> **Work instruction**: Return the lines below that contain "Find".

___ Data records ___

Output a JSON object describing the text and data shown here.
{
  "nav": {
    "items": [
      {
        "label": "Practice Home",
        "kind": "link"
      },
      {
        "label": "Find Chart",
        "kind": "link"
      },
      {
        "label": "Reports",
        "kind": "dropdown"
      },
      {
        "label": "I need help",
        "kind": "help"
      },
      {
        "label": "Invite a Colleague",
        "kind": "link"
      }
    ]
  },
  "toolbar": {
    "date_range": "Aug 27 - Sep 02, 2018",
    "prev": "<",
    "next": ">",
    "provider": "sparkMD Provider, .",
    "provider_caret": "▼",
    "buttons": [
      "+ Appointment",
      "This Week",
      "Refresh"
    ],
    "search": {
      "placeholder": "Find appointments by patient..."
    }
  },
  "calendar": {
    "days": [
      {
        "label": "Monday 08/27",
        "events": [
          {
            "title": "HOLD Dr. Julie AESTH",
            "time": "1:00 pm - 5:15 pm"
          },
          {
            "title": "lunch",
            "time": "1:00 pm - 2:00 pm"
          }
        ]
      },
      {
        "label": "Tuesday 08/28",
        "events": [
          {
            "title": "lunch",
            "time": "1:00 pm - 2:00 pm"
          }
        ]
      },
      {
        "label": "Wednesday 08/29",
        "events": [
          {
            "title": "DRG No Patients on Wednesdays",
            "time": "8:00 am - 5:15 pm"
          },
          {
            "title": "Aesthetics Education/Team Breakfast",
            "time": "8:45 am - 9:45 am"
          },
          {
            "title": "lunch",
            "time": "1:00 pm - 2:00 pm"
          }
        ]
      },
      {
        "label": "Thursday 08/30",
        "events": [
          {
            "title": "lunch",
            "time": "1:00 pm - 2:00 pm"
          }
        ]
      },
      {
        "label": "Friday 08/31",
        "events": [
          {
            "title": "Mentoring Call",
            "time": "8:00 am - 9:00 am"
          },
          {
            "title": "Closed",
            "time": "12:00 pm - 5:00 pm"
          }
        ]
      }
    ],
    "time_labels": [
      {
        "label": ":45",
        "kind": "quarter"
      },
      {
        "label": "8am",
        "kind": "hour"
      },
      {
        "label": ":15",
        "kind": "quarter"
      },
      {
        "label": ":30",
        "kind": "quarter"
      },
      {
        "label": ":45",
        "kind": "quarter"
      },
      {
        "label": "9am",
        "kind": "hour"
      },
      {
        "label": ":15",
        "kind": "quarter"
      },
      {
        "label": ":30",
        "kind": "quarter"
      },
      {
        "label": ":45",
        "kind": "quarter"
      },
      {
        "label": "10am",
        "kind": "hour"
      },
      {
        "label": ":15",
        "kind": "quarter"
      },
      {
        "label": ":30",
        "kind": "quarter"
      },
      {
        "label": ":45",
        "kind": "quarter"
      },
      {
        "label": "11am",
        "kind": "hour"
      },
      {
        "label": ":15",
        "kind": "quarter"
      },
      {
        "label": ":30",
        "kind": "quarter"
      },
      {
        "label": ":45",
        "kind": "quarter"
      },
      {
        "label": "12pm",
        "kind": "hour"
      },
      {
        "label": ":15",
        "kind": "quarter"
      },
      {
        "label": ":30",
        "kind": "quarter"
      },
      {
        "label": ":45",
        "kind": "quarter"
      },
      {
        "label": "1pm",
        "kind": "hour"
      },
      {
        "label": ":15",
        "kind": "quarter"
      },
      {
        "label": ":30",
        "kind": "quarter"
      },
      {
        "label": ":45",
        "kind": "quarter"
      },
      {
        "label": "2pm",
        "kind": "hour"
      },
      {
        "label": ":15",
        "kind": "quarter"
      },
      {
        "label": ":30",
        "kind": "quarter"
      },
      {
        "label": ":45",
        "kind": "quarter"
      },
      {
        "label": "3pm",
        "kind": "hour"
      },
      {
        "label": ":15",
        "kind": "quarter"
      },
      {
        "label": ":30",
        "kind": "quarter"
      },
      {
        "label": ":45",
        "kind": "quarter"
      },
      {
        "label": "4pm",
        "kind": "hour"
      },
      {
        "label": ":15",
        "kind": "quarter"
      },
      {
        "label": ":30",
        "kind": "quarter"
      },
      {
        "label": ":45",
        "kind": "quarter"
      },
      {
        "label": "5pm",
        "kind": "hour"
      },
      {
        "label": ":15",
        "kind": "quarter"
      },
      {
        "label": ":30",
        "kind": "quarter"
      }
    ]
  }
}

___

> **Written answer**:
        "label": "Find Chart",
      "placeholder": "Find appointments by patient..."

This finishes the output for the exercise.